It is my intention – assuming i get the time now – to run a pen of mixed hybrids and utility birds for eggs (around 6 hens should do it) that will provide enough eggs for us to consume, plus a few extra to sell on at work. At £1.50 per half dozen for free range in the shops, i could sell a dozen a week for £1 per half dozen and make the cost of their feed back for the month! We then would like a pen of fancies for the “pet trade” / eBay egg trade – Pekin Bantams are perfect for this. they are cute and fluffy, dont do that much damage to your lawn with their fluffy feet, and become very tame. And then i wouldnt mind a pen of growers for the freezer – buy in some dual purpose or table bird eggs and hatch them out. Another good use for the Pekin as they are fantastic broody hens.

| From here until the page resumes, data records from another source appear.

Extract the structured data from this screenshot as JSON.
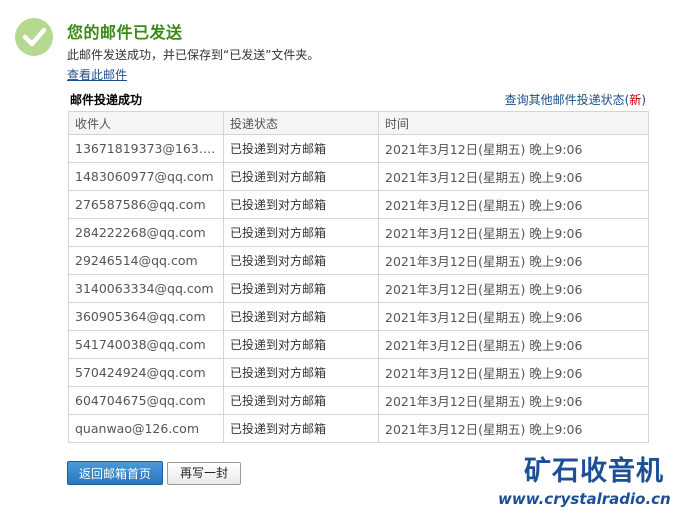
{
  "header": {
    "title": "您的邮件已发送",
    "subtitle": "此邮件发送成功，并已保存到“已发送”文件夹。",
    "view_link": "查看此邮件"
  },
  "delivery": {
    "section_title": "邮件投递成功",
    "query_link": "查询其他邮件投递状态",
    "query_new_open": "(",
    "query_new": "新",
    "query_new_close": ")",
    "columns": [
      "收件人",
      "投递状态",
      "时间"
    ],
    "rows": [
      {
        "recipient": "13671819373@163.c...",
        "status": "已投递到对方邮箱",
        "time": "2021年3月12日(星期五) 晚上9:06"
      },
      {
        "recipient": "1483060977@qq.com",
        "status": "已投递到对方邮箱",
        "time": "2021年3月12日(星期五) 晚上9:06"
      },
      {
        "recipient": "276587586@qq.com",
        "status": "已投递到对方邮箱",
        "time": "2021年3月12日(星期五) 晚上9:06"
      },
      {
        "recipient": "284222268@qq.com",
        "status": "已投递到对方邮箱",
        "time": "2021年3月12日(星期五) 晚上9:06"
      },
      {
        "recipient": "29246514@qq.com",
        "status": "已投递到对方邮箱",
        "time": "2021年3月12日(星期五) 晚上9:06"
      },
      {
        "recipient": "3140063334@qq.com",
        "status": "已投递到对方邮箱",
        "time": "2021年3月12日(星期五) 晚上9:06"
      },
      {
        "recipient": "360905364@qq.com",
        "status": "已投递到对方邮箱",
        "time": "2021年3月12日(星期五) 晚上9:06"
      },
      {
        "recipient": "541740038@qq.com",
        "status": "已投递到对方邮箱",
        "time": "2021年3月12日(星期五) 晚上9:06"
      },
      {
        "recipient": "570424924@qq.com",
        "status": "已投递到对方邮箱",
        "time": "2021年3月12日(星期五) 晚上9:06"
      },
      {
        "recipient": "604704675@qq.com",
        "status": "已投递到对方邮箱",
        "time": "2021年3月12日(星期五) 晚上9:06"
      },
      {
        "recipient": "quanwao@126.com",
        "status": "已投递到对方邮箱",
        "time": "2021年3月12日(星期五) 晚上9:06"
      }
    ]
  },
  "buttons": {
    "home": "返回邮箱首页",
    "write": "再写一封"
  },
  "watermark": {
    "title": "矿石收音机",
    "url": "www.crystalradio.cn"
  },
  "icons": {
    "success": "check-circle-icon"
  },
  "colors": {
    "title_green": "#3b8a16",
    "check_circle": "#b5d98e",
    "link_blue": "#1a4f8b",
    "new_red": "#c00000",
    "primary_button": "#2a76bd"
  }
}
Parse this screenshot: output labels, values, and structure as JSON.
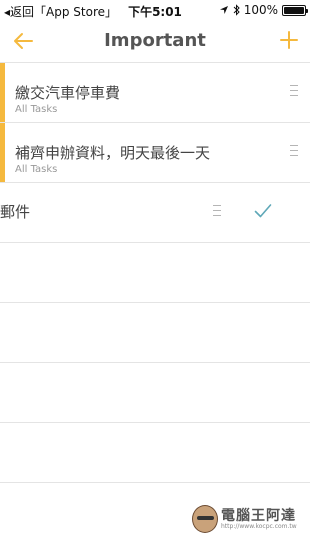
{
  "status_bar": {
    "back_label": "◂返回「App Store」",
    "time": "下午5:01",
    "battery": "100%"
  },
  "nav": {
    "title": "Important",
    "back_icon": "arrow-left-icon",
    "add_icon": "plus-icon"
  },
  "tasks": [
    {
      "title": "繳交汽車停車費",
      "list": "All Tasks",
      "flagged": true
    },
    {
      "title": "補齊申辦資料，明天最後一天",
      "list": "All Tasks",
      "flagged": true
    },
    {
      "title": "郵件",
      "list": "",
      "flagged": false,
      "completed_check": true
    }
  ],
  "watermark": {
    "text": "電腦王阿達",
    "url": "http://www.kocpc.com.tw"
  },
  "colors": {
    "accent": "#f5b93e",
    "check": "#5fa8b8",
    "separator": "#e4e4e4"
  }
}
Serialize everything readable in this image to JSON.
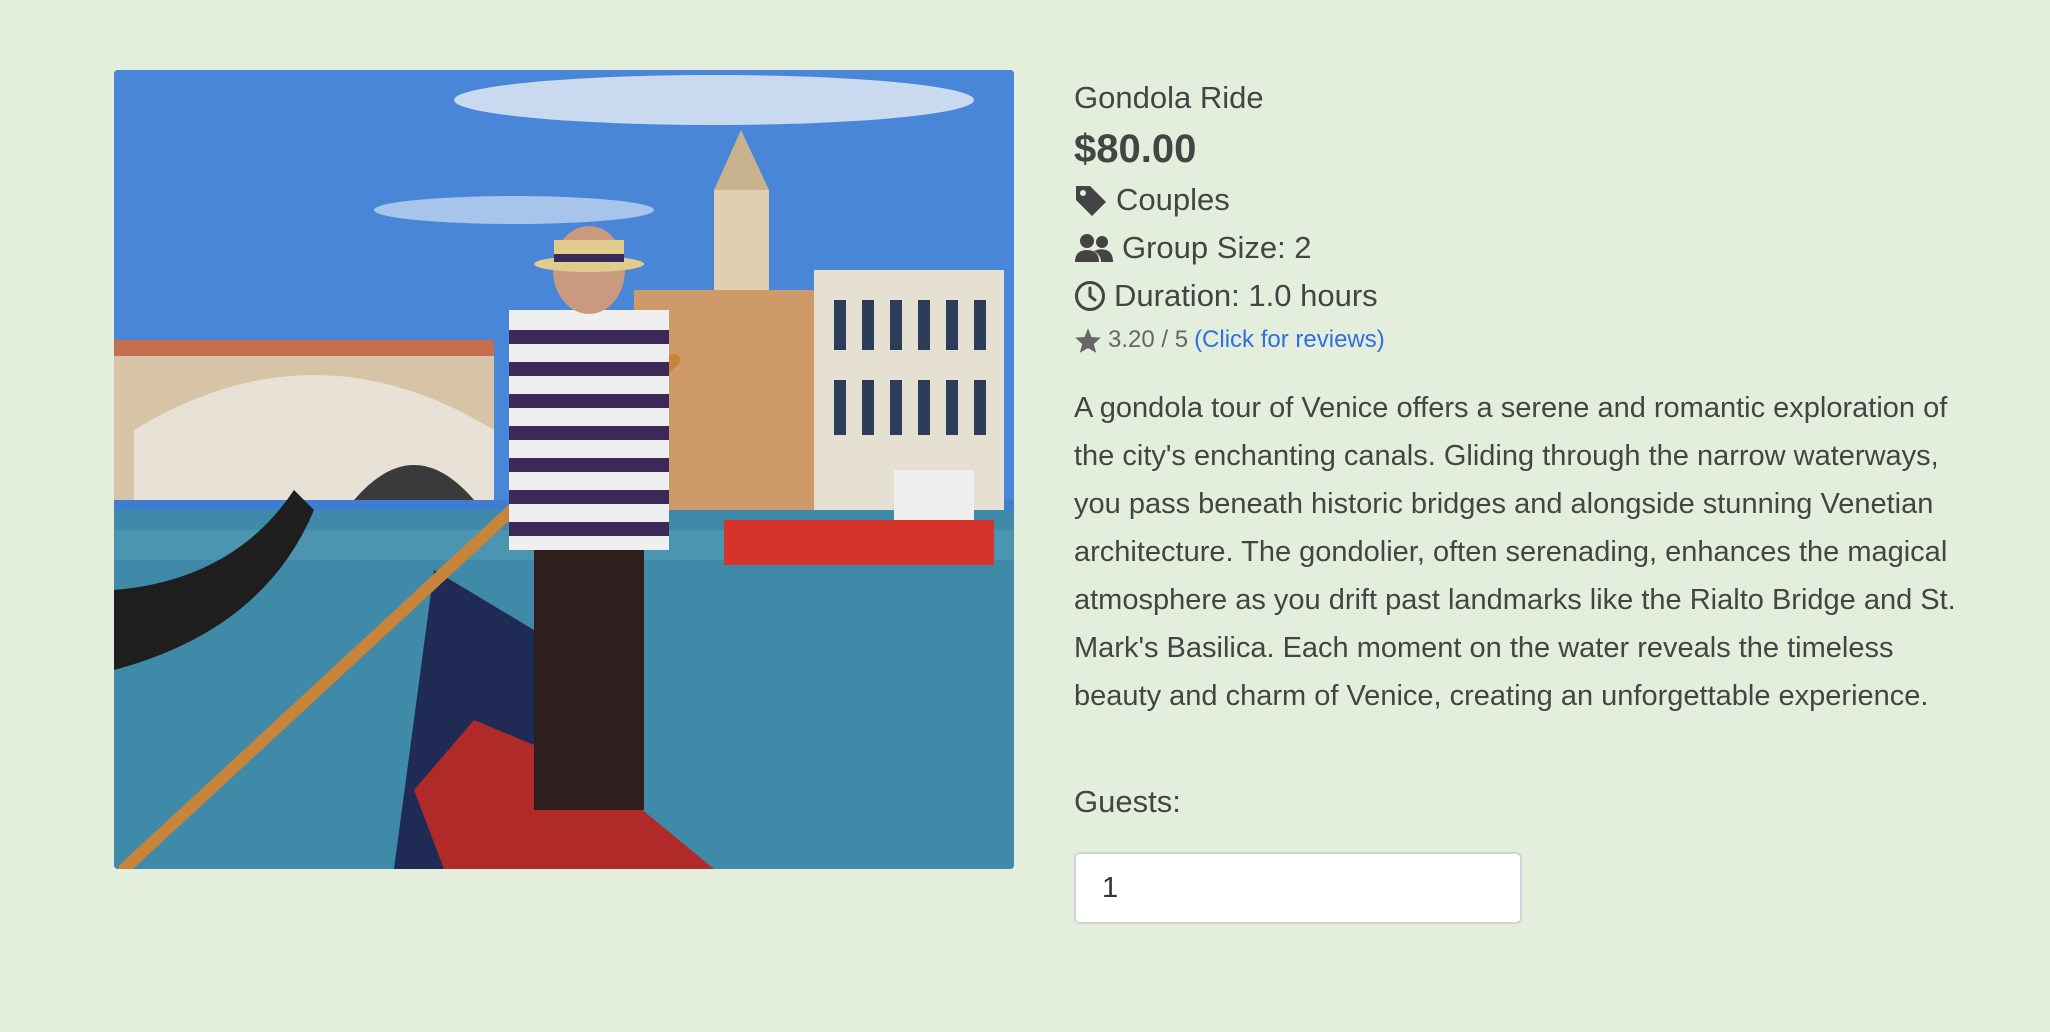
{
  "tour": {
    "title": "Gondola Ride",
    "price": "$80.00",
    "category": "Couples",
    "group_size": "Group Size: 2",
    "duration": "Duration: 1.0 hours",
    "rating": "3.20 / 5",
    "reviews_link": "(Click for reviews)",
    "description": "A gondola tour of Venice offers a serene and romantic exploration of the city's enchanting canals. Gliding through the narrow waterways, you pass beneath historic bridges and alongside stunning Venetian architecture. The gondolier, often serenading, enhances the magical atmosphere as you drift past landmarks like the Rialto Bridge and St. Mark's Basilica. Each moment on the water reveals the timeless beauty and charm of Venice, creating an unforgettable experience."
  },
  "booking": {
    "guests_label": "Guests:",
    "guests_value": "1"
  },
  "icons": {
    "category": "tag-icon",
    "group": "users-icon",
    "duration": "clock-icon",
    "rating": "star-icon"
  },
  "colors": {
    "background": "#e3efdc",
    "link": "#2f6fe4",
    "text": "#444444"
  }
}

A good dual purpose strain such as Light Sussex will give around 150 eggs a year then be good as a boiler fowl, or go straight for a dorking / welsummer cross that will be a very tasty bird. I dont intend to rush them to the table in 16 weeks like the commercial growers do. all you get then is fatty meat and no flavour. I want a bird that has had the sun on its back and been allowed to grow naturally. About 20 – 25 weeks and then slaughtered.

I have done it once before when we bought a load of hatch eggs a few years back and then one of the laying hens started to crow! so we had to dispose of him. I did the deed and then plucked and dressed him and roasted him off. There wasn’t a lot of meat on him as he was free range so he ran all his weight off, but the taste was fantastic.

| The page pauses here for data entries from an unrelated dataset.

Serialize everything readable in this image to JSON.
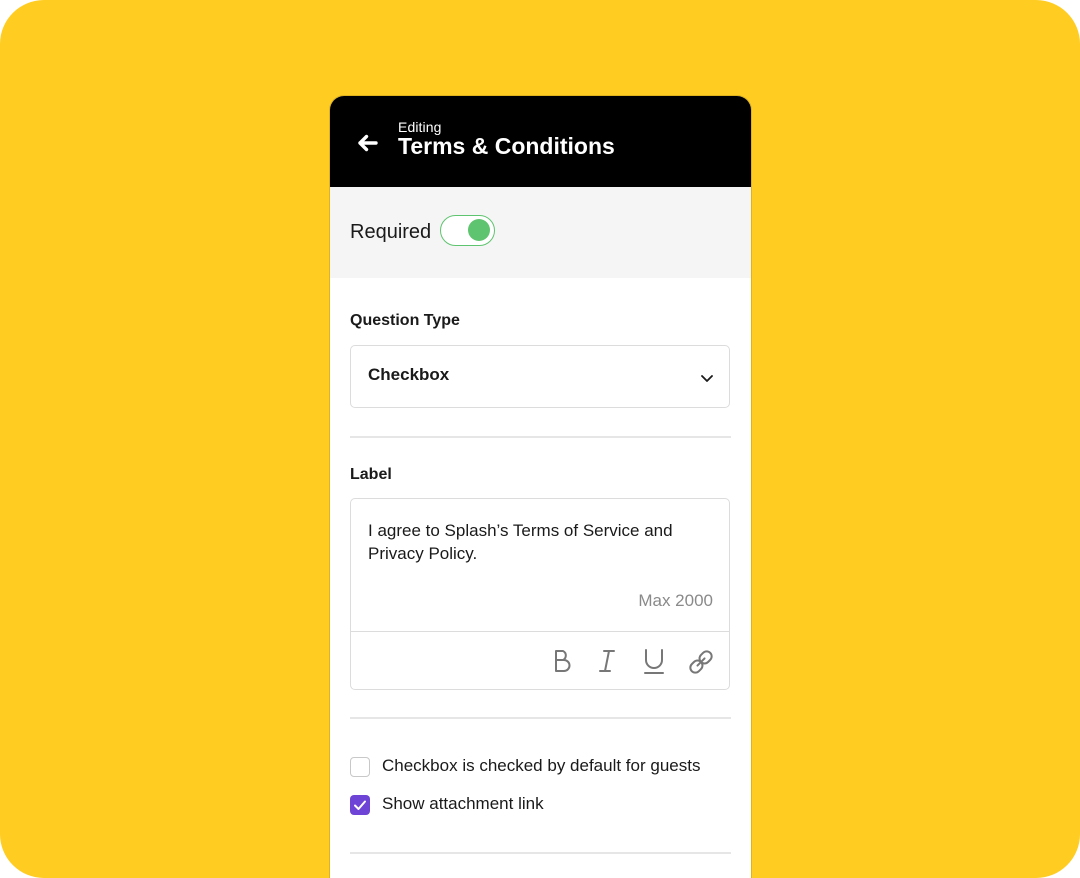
{
  "colors": {
    "background": "#FFCC22",
    "header_bg": "#000000",
    "toggle_accent": "#5FC46F",
    "checkbox_accent": "#6E44D6",
    "muted_text": "#8A8A8A"
  },
  "header": {
    "back_icon": "arrow-left-icon",
    "subtitle": "Editing",
    "title": "Terms & Conditions"
  },
  "required": {
    "label": "Required",
    "enabled": true
  },
  "question_type": {
    "label": "Question Type",
    "selected": "Checkbox",
    "icon": "chevron-down-icon"
  },
  "label_field": {
    "label": "Label",
    "value": "I agree to Splash’s Terms of Service and Privacy Policy.",
    "limit_text": "Max 2000",
    "toolbar": [
      "bold-icon",
      "italic-icon",
      "underline-icon",
      "link-icon"
    ]
  },
  "options": [
    {
      "label": "Checkbox is checked by default for guests",
      "checked": false
    },
    {
      "label": "Show attachment link",
      "checked": true
    }
  ]
}
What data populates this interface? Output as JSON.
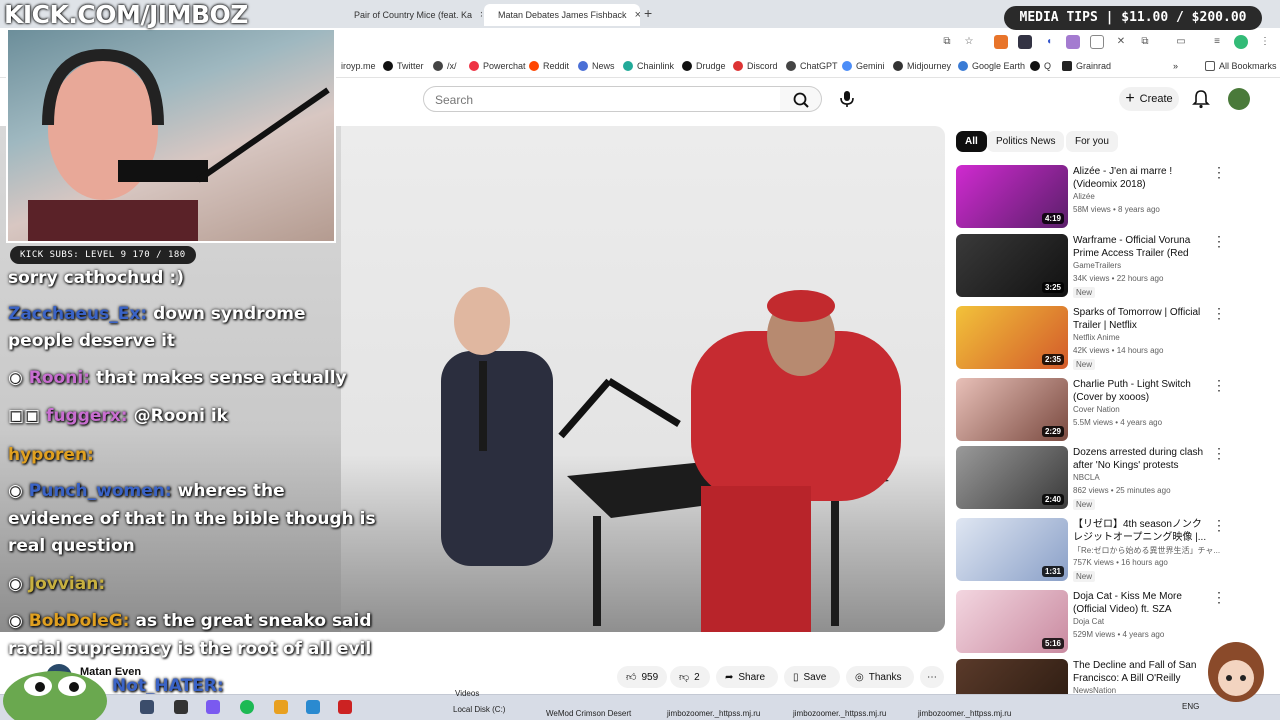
{
  "overlay": {
    "kick_title": "KICK.COM/JIMBOZ",
    "media_tips": "MEDIA TIPS | $11.00 / $200.00",
    "kick_subs": "KICK SUBS: LEVEL 9 170 / 180"
  },
  "browser": {
    "tabs": [
      {
        "label": "Pair of Country Mice (feat. Ka",
        "active": false
      },
      {
        "label": "Matan Debates James Fishback",
        "active": true
      }
    ],
    "bookmarks": [
      "iroyp.me",
      "Twitter",
      "/x/",
      "Powerchat",
      "Reddit",
      "News",
      "Chainlink",
      "Drudge",
      "Discord",
      "ChatGPT",
      "Gemini",
      "Midjourney",
      "Google Earth",
      "Q",
      "Grainrad"
    ],
    "all_bookmarks": "All Bookmarks"
  },
  "youtube": {
    "search_placeholder": "Search",
    "create_label": "Create",
    "chips": [
      "All",
      "Politics News",
      "For you"
    ],
    "recommendations": [
      {
        "title": "Alizée - J'en ai marre ! (Videomix 2018)",
        "channel": "Alizée",
        "meta": "58M views • 8 years ago",
        "duration": "4:19",
        "new": ""
      },
      {
        "title": "Warframe - Official Voruna Prime Access Trailer (Red Ban...",
        "channel": "GameTrailers",
        "meta": "34K views • 22 hours ago",
        "duration": "3:25",
        "new": "New"
      },
      {
        "title": "Sparks of Tomorrow | Official Trailer | Netflix",
        "channel": "Netflix Anime",
        "meta": "42K views • 14 hours ago",
        "duration": "2:35",
        "new": "New"
      },
      {
        "title": "Charlie Puth - Light Switch (Cover by xooos)",
        "channel": "Cover Nation",
        "meta": "5.5M views • 4 years ago",
        "duration": "2:29",
        "new": ""
      },
      {
        "title": "Dozens arrested during clash after 'No Kings' protests",
        "channel": "NBCLA",
        "meta": "862 views • 25 minutes ago",
        "duration": "2:40",
        "new": "New"
      },
      {
        "title": "【リゼロ】4th seasonノンクレジットオープニング映像 |...",
        "channel": "「Re:ゼロから始める異世界生活」チャ...",
        "meta": "757K views • 16 hours ago",
        "duration": "1:31",
        "new": "New"
      },
      {
        "title": "Doja Cat - Kiss Me More (Official Video) ft. SZA",
        "channel": "Doja Cat",
        "meta": "529M views • 4 years ago",
        "duration": "5:16",
        "new": ""
      },
      {
        "title": "The Decline and Fall of San Francisco: A Bill O'Reilly Speci...",
        "channel": "NewsNation",
        "meta": "",
        "duration": "",
        "new": ""
      }
    ],
    "channel_name": "Matan Even",
    "likes": "959",
    "dislikes": "2",
    "share": "Share",
    "save": "Save",
    "thanks": "Thanks"
  },
  "chat": [
    {
      "user": "",
      "text": "sorry cathochud :)"
    },
    {
      "user": "Zacchaeus_Ex:",
      "text": "down syndrome"
    },
    {
      "user": "",
      "text": "people deserve it"
    },
    {
      "user": "Rooni:",
      "text": "that makes sense actually"
    },
    {
      "user": "fuggerx:",
      "text": "@Rooni ik"
    },
    {
      "user": "hyporen:",
      "text": ""
    },
    {
      "user": "Punch_women:",
      "text": "wheres the"
    },
    {
      "user": "",
      "text": "evidence of that in the bible though is"
    },
    {
      "user": "",
      "text": "real question"
    },
    {
      "user": "Jovvian:",
      "text": ""
    },
    {
      "user": "BobDoleG:",
      "text": "as the great sneako said"
    },
    {
      "user": "",
      "text": "racial supremacy is the root of all evil"
    },
    {
      "user": "Not_HATER:",
      "text": ""
    }
  ],
  "taskbar": {
    "labels": [
      "Videos",
      "Local Disk (C:)",
      "WeMod Crimson Desert",
      "jimbozoomer._httpss.mj.ru",
      "jimbozoomer._httpss.mj.ru",
      "jimbozoomer._httpss.mj.ru"
    ],
    "lang": "ENG"
  }
}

Well i suppose i had better get off to my paying job – will post again soon!

All Change
February 15, 2009, 3:26 pm
Filed under: Uncategorized

Well, since i last wrote, i have managed to get a new job which has me out of the house at early doors and then back in the house just as it is getting dark (around 5pm) at the moment. Still, this does mean that i have to get all my chores with the hens etc doen and dusted by about 7am, so even the hens are yawning when i get them up!

The cold snap has taken its toll on the hens, as even though the food inputs are the same, they are obviously burning more calories to try and keep warm as the egg prduction has dropped to around half a dozen a week, which is bad realy when you think a few weeks ago, even in this shortened daylight, i was getting around a dozen a week.

Still, Ellie (rescued battery hen) is still turning them out, you can always spot hers, they are very large and unusual shapes – wrinkled and the like, which is quite common in old hens. She must be puching 6 years old now and last year was still putting out around 200 eggs in a year, which for that old bird is very very good. I wouldnt be surprised if we lose her this year in a really cold snap, but lets not wish her away just yet!

We took delivery today of three new birds – a breeding trio of Pekin Bantams. The young cockerel is lavender, the two hens are Black and Silver respectivly. My daughter has great ideas of being the Pekin Bantam mogul of England, but i doubt we will get many from these birds!

We saw them advertosed on “Freecycle” – free to good home, so we thought why not? They are in a brrody coop at the moment, which has plenty of housing room, but the run isnt that long. It is only 2 foot long which is fine for a broody, as she will stay in the nest box all day and only come out to use the loo, but for a trio we really need to make it larger.

So, designs are afoot for chickenopolis 2. we figure that the bantams dont need the 4′ high run that the others have, so i will probably give them a large pen, low level – about 18″ high – with a hous on the top, with access to the run via a ramp. I have been to a couple of poultry suppliers and seen the general idea for the run, so i will get some bits of timber together and make one.

the cost of the ones in the shops are around £299, and yet i managed to build the one the hens are in currently for only £85 so i am sure i can manage to under cut them again!!!

I will ensure that all the timbers are pressure treated, and that the wire will have to be no greater than 1″ mesh otherwise they will get their heads stuck! So if you factor in the cost of the wire, you will probably find i can make the run and housing for about £100 all in.

Until i post again !

Picture of the two girls

Picture of the two girls

The Pekin Bantam Cockerel

The Pekin Bantam Cockerel